__Problem description__
For each line below that contains the string "name", copy that line.

*** Data excerpts ***

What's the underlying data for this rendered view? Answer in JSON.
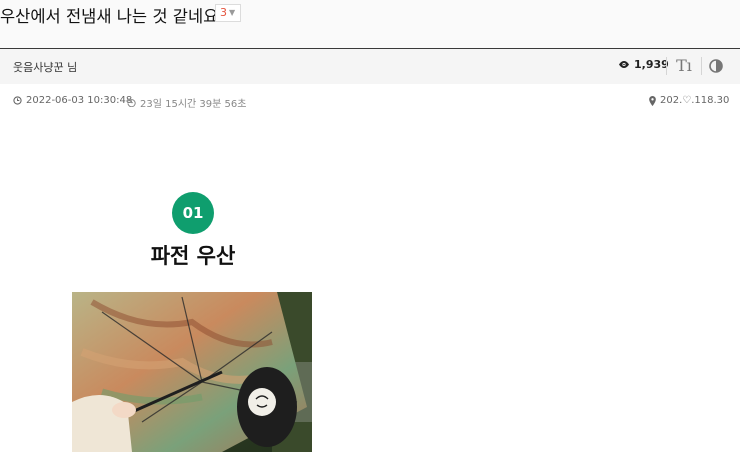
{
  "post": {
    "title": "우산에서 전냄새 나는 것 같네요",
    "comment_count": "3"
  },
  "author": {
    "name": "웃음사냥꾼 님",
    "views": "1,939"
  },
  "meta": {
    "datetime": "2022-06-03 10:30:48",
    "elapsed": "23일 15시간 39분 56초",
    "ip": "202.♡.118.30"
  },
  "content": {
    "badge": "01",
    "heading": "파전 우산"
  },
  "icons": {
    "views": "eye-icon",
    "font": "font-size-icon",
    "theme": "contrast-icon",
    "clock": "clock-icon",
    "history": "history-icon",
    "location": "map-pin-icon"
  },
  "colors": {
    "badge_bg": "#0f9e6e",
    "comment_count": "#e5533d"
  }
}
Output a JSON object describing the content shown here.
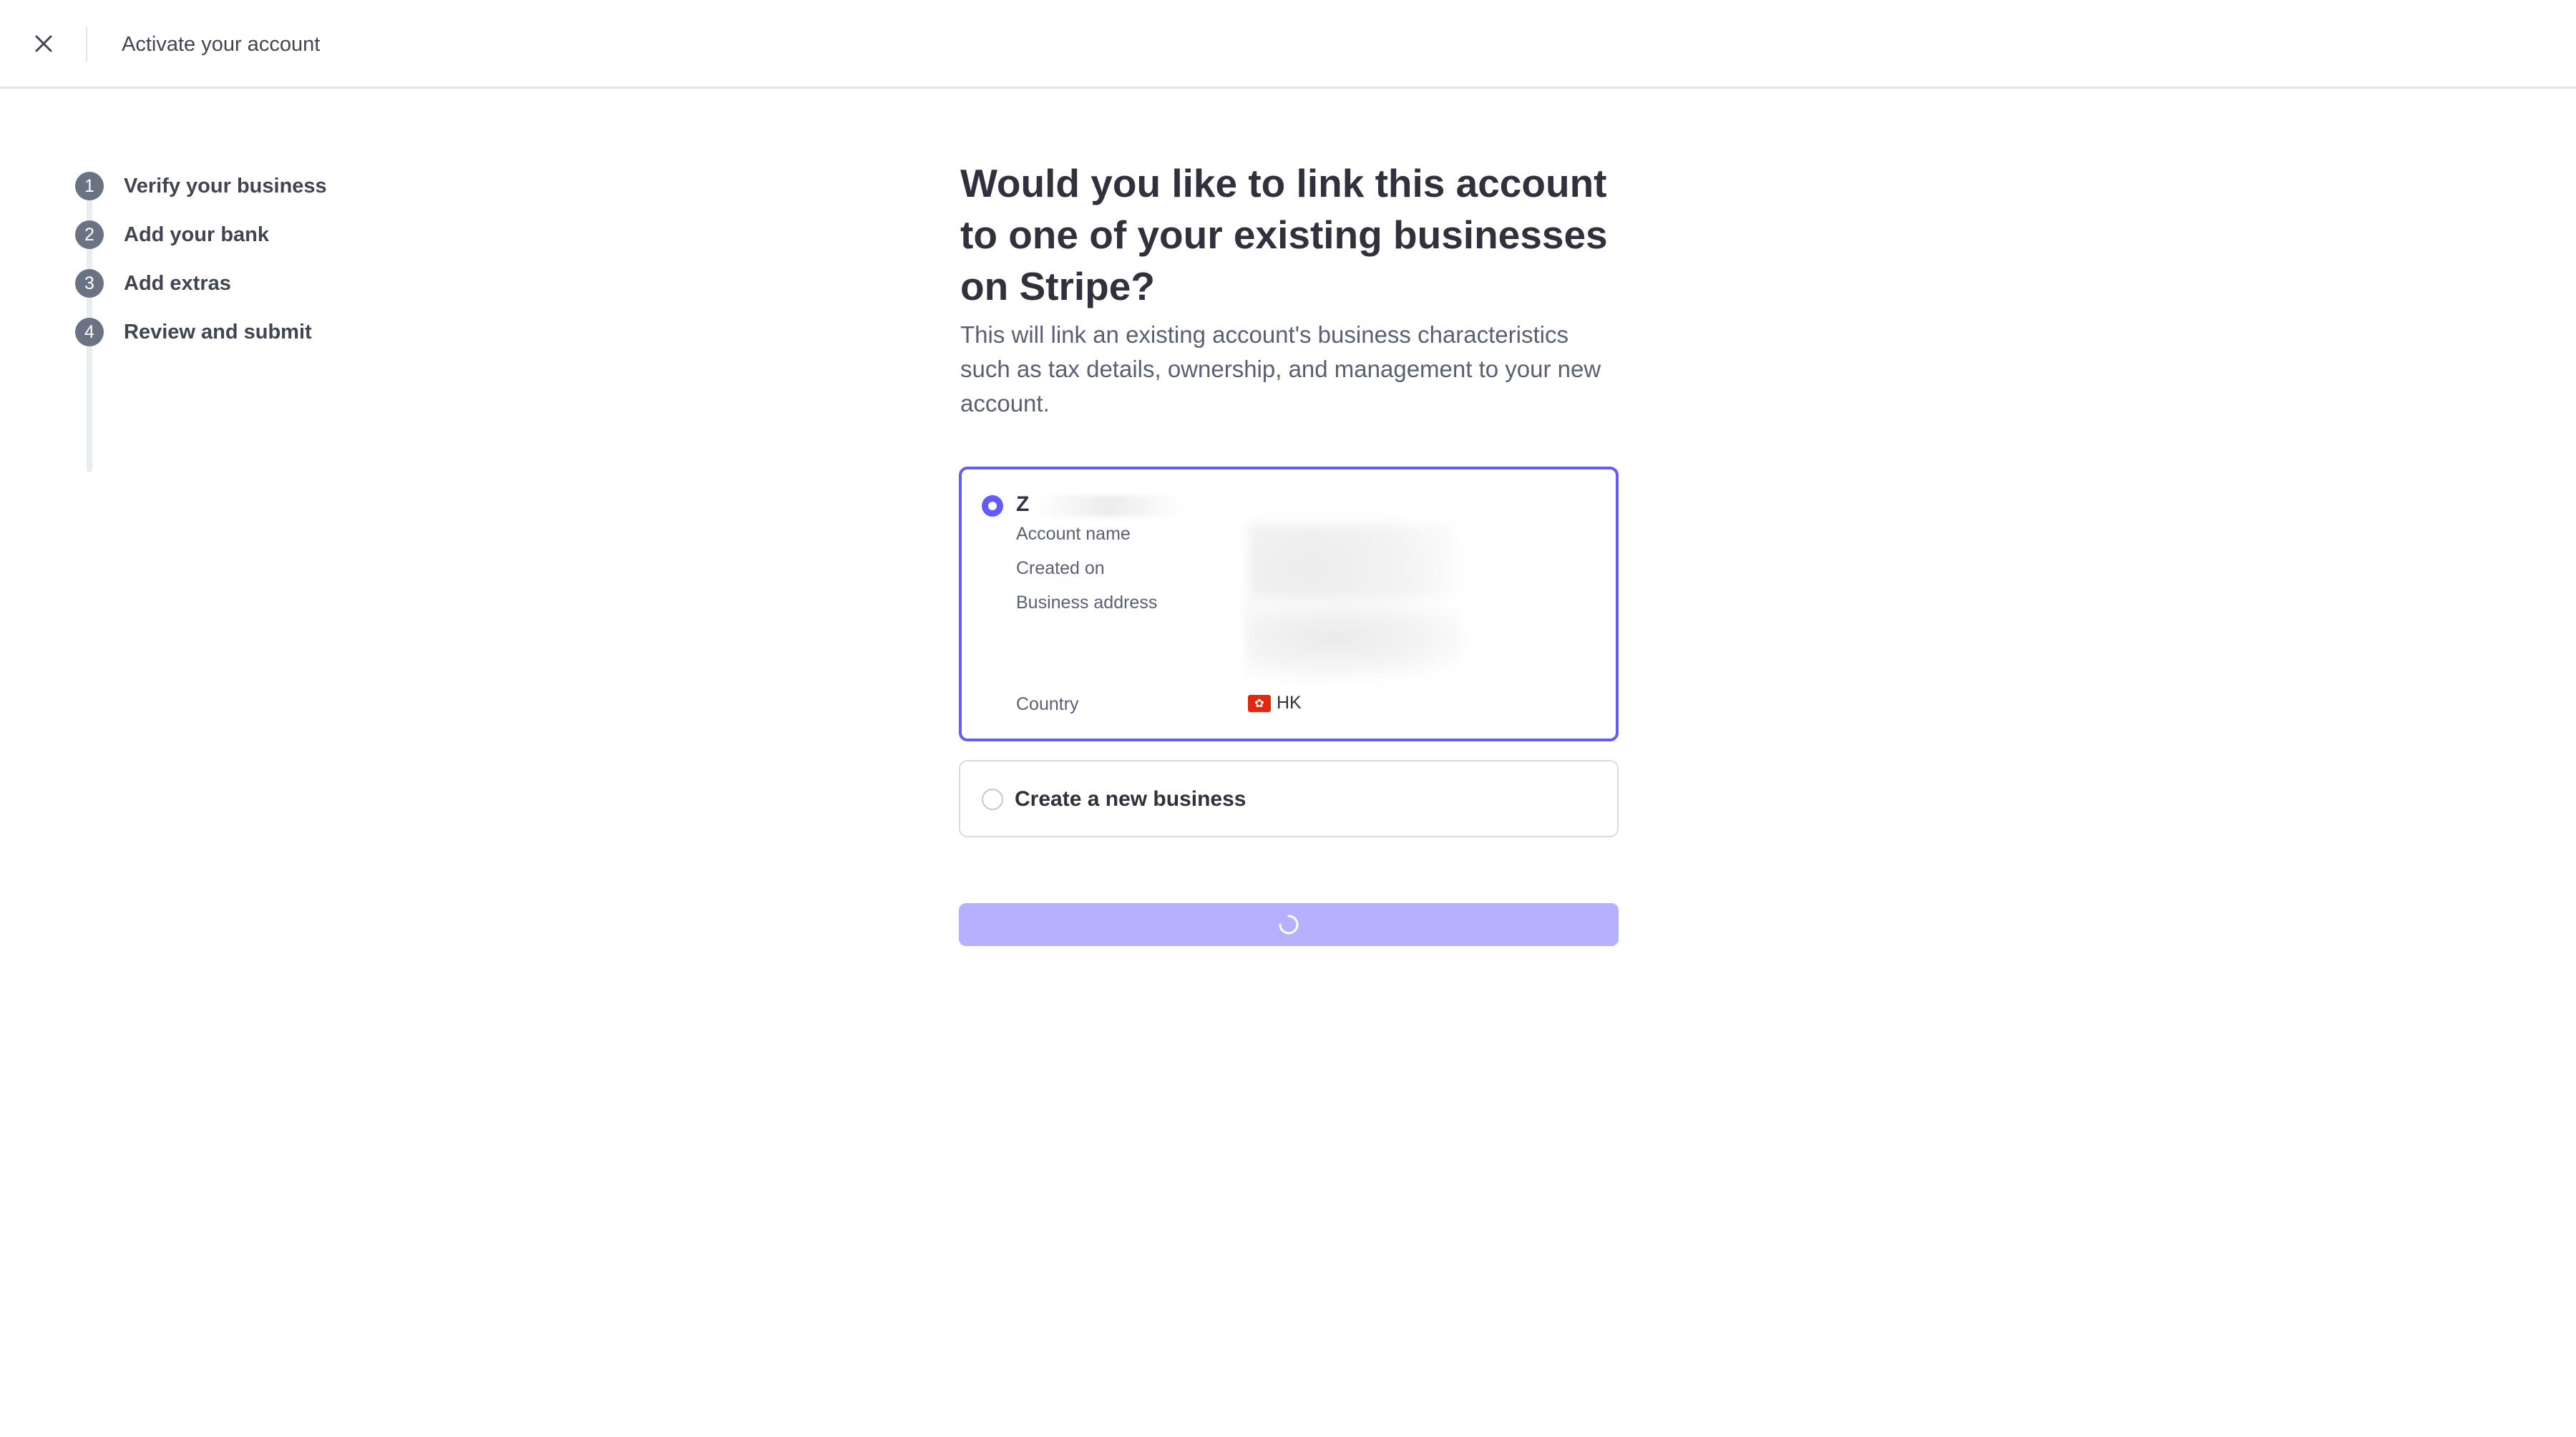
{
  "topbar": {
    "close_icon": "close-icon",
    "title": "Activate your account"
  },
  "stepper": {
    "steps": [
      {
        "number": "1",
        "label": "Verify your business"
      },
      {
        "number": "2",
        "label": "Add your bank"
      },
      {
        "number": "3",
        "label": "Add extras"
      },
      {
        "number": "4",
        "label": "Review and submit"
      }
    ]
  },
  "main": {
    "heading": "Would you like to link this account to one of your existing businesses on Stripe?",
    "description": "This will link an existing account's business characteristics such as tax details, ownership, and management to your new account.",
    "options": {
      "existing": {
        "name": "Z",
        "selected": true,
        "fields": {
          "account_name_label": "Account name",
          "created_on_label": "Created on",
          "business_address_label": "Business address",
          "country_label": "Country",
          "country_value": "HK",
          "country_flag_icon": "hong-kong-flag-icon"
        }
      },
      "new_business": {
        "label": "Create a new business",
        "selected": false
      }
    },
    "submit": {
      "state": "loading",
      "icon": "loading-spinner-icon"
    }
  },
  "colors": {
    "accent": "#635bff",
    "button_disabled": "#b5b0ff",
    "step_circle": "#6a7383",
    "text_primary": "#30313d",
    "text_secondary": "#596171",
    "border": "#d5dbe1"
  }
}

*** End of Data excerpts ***
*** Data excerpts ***

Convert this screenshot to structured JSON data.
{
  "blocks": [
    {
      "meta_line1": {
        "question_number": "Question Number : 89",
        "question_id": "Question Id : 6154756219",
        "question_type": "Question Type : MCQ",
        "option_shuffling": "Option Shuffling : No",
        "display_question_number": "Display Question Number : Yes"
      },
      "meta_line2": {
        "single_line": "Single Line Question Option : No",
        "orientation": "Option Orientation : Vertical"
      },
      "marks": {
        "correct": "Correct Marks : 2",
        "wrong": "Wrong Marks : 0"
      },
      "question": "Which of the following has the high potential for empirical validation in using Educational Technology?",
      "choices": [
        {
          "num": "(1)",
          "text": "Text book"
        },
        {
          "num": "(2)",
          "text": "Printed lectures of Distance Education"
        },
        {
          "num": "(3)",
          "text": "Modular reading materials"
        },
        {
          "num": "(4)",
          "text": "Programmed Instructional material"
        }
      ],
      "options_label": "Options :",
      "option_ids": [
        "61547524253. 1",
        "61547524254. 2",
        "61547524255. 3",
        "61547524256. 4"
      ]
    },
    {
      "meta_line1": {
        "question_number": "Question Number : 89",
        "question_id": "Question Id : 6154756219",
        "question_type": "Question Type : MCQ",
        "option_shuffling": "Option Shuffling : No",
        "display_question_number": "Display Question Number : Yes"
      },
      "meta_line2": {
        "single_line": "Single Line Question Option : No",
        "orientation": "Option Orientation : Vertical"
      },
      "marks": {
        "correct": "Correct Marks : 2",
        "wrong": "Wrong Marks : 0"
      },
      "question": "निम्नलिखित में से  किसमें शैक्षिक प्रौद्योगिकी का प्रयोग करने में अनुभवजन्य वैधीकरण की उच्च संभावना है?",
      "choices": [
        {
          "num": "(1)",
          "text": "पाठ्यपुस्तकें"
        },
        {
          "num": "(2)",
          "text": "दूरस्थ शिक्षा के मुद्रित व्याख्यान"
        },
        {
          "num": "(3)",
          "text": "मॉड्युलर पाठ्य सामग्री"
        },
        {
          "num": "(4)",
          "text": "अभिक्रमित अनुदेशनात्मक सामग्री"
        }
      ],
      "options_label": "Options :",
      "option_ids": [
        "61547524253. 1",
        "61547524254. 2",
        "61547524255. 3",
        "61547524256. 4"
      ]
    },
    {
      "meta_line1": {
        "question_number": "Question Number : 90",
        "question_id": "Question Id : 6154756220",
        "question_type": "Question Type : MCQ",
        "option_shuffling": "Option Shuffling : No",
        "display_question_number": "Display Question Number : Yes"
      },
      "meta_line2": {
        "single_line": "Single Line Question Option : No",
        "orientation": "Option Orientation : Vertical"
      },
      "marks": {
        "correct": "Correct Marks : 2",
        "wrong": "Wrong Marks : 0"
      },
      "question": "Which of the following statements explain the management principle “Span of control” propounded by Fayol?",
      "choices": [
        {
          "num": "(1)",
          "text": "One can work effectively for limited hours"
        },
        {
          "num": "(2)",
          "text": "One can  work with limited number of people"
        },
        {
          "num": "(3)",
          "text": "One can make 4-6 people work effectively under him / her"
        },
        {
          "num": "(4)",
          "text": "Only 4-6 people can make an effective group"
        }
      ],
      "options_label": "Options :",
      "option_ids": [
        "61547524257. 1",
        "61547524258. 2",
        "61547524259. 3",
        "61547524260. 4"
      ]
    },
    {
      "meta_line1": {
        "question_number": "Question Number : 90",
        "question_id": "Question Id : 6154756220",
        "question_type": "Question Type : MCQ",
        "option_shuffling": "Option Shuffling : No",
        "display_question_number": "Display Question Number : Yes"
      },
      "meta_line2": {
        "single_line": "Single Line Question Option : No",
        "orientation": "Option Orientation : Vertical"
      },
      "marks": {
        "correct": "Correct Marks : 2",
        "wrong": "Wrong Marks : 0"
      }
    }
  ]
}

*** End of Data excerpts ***

__Problem solution__
    "name": "웃음사냥꾼 님",
        "name": "Z",
          "account_name_label": "Account name",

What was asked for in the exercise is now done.